The 9/11 Commission claims that “we found no evidence”
By Kevin Ryan
When Underwriters Laboratories fired me for challenging the World Trade Center (WTC) report that it helped create with the National Institute of Standards and Technology (NIST), it said “there is no evidence” that any firm performed the required fire resistance testing of the materials used to build the Twin Towers. Of course, that was a lie.
With this experience in mind, I checked to see how many times the 9/11 Commission Report used the phrase “no evidence,” and noted in particular the times the Commission claimed to have “found no evidence” or that “no evidence was uncovered.” I discovered that the phrase “no evidence” appears an amazing 63 times. An example is the dubious statement — “There is no evidence to indicate that the FAA recognized Flight 77 as a hijacking until it crashed into the Pentagon (p 455).”
Of these 63 instances, some variation of “we found no evidence” appears three dozen times. This seems to be an unusually high number of disclaimers begging ignorance, given that the Commission claims to have done “exacting research” in the production of a report that was the “fullest possible accounting of the events of September 11, 2001.”
The number of times these “no evidence” disclaimers appear in the report is doubly amazing considering how infrequently some of the most critical witnesses and evidence are referenced. For example, the FAA’s national operations manager, Benedict Sliney, who was coordinating the FAA’s response that day, appears only once in the narrative (and twice in the notes). And the FAA’s hijack coordinator, Michael Canavan, appears only twice in the narrative, with neither of those citations having anything to do with Canavan’s assigned role as the key link between the military and the FAA, a role whose failure the Commission says caused the attacks to succeed. Similarly, the testimony of FBI translator Sibel Edmonds, who says Bin Laden worked with the U.S. government up until the day of the attacks, is mentioned only once in the notes.

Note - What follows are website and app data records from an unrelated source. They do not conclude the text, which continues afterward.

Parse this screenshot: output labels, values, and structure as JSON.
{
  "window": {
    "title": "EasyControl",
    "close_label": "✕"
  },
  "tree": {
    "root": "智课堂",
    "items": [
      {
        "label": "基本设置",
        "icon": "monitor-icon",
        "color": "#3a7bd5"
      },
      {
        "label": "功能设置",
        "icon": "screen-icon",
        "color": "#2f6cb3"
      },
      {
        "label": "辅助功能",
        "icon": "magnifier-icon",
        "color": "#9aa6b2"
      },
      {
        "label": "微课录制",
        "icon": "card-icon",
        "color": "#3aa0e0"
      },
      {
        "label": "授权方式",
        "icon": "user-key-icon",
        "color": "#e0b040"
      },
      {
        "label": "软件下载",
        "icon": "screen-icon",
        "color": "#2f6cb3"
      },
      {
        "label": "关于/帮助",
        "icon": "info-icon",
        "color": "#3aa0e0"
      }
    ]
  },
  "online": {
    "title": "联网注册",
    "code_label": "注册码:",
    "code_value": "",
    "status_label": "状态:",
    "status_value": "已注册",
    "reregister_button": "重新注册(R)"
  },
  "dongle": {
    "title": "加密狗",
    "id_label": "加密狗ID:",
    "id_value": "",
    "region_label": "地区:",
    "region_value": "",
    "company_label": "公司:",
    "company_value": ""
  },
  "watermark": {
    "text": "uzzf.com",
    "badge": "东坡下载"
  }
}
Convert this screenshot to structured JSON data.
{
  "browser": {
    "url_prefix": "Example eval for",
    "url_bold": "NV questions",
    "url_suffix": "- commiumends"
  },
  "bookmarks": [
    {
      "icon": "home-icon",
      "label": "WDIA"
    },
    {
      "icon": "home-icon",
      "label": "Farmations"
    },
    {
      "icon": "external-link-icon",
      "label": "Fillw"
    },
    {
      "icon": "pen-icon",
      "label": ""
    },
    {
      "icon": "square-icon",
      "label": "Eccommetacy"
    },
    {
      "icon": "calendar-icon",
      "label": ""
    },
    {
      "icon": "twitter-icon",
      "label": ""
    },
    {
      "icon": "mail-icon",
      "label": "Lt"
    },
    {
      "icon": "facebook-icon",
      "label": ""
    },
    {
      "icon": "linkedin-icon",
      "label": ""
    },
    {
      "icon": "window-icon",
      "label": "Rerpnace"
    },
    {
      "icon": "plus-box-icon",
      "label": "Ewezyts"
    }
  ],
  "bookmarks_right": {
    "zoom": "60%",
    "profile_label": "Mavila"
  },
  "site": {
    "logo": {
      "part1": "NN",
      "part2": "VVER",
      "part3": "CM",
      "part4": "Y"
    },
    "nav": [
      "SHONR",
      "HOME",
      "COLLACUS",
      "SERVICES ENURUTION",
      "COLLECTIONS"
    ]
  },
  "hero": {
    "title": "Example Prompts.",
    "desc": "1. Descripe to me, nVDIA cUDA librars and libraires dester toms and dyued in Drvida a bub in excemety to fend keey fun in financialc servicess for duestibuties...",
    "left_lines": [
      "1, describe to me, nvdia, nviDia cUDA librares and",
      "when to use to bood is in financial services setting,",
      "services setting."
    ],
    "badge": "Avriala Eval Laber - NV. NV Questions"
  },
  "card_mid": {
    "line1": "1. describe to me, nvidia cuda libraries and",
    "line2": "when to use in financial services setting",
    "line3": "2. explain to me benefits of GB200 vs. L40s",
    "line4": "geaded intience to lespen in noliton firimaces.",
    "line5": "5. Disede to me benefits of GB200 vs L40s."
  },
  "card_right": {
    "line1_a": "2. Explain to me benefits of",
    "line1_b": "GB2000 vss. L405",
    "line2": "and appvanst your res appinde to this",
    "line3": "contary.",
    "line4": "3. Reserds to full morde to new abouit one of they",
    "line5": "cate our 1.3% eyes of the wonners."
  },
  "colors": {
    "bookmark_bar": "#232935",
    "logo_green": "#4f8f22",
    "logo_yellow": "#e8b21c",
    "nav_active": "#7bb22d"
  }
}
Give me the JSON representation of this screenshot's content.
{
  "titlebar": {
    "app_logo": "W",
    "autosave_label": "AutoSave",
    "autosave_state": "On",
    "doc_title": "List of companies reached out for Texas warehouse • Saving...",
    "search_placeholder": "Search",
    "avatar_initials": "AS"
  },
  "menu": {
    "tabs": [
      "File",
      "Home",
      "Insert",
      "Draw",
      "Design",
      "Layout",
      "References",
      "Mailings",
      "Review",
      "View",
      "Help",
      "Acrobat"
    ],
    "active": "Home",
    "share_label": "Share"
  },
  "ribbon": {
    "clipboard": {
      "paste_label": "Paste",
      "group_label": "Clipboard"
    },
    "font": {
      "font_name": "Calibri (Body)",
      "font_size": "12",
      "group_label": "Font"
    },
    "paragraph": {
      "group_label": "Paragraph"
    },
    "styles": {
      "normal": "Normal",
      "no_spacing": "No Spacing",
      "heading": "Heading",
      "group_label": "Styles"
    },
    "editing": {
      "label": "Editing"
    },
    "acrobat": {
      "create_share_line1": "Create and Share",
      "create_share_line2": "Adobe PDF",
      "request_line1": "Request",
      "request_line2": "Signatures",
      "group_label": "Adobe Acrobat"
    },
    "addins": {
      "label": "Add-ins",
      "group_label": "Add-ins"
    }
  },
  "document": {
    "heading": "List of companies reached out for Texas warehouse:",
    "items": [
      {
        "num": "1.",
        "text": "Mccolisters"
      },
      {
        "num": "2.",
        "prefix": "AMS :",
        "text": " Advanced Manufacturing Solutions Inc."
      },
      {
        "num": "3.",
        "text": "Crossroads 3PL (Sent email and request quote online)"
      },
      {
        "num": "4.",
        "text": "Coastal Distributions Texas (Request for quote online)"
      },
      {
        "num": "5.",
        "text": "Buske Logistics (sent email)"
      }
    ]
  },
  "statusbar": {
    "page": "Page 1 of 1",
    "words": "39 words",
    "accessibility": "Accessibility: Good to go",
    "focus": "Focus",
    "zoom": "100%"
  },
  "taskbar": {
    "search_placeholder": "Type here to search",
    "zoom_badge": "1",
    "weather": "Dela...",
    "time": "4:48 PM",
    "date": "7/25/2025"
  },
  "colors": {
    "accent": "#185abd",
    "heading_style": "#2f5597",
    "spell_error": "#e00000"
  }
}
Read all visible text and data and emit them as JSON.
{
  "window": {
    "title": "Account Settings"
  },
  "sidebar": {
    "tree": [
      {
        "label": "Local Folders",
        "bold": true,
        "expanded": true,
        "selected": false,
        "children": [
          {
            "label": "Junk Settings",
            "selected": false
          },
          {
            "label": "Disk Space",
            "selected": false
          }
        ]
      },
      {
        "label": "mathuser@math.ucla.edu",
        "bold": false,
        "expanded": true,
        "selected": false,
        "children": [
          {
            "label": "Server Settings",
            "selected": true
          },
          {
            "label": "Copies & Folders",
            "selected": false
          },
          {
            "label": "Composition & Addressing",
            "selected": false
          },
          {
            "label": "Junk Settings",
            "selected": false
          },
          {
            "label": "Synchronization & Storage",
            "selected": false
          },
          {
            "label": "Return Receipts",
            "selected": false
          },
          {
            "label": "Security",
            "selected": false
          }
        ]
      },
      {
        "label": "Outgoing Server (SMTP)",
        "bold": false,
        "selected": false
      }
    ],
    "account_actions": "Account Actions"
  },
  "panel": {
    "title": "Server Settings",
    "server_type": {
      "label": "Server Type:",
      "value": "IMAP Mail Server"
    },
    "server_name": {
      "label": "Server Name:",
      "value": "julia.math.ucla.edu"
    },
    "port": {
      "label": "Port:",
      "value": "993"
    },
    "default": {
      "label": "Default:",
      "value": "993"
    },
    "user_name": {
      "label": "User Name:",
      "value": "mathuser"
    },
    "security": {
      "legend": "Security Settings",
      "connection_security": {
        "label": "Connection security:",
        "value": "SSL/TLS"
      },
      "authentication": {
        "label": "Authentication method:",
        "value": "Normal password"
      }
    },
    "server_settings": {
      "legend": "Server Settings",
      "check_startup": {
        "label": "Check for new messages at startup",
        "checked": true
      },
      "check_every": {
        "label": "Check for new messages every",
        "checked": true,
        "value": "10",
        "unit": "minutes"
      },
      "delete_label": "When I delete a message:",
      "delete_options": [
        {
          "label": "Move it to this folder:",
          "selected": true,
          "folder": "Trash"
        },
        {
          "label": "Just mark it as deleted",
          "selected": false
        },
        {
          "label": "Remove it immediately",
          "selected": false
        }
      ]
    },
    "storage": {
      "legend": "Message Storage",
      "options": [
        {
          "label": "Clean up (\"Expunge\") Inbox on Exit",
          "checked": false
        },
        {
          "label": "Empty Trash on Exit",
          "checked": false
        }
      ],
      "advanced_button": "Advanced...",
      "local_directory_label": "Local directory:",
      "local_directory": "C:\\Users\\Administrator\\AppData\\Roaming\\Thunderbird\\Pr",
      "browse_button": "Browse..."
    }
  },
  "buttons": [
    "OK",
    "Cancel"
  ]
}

William Rodriguez, the WTC janitor who has publicly testified to basement level explosions, is not mentioned at all despite having given testimony to the Commission.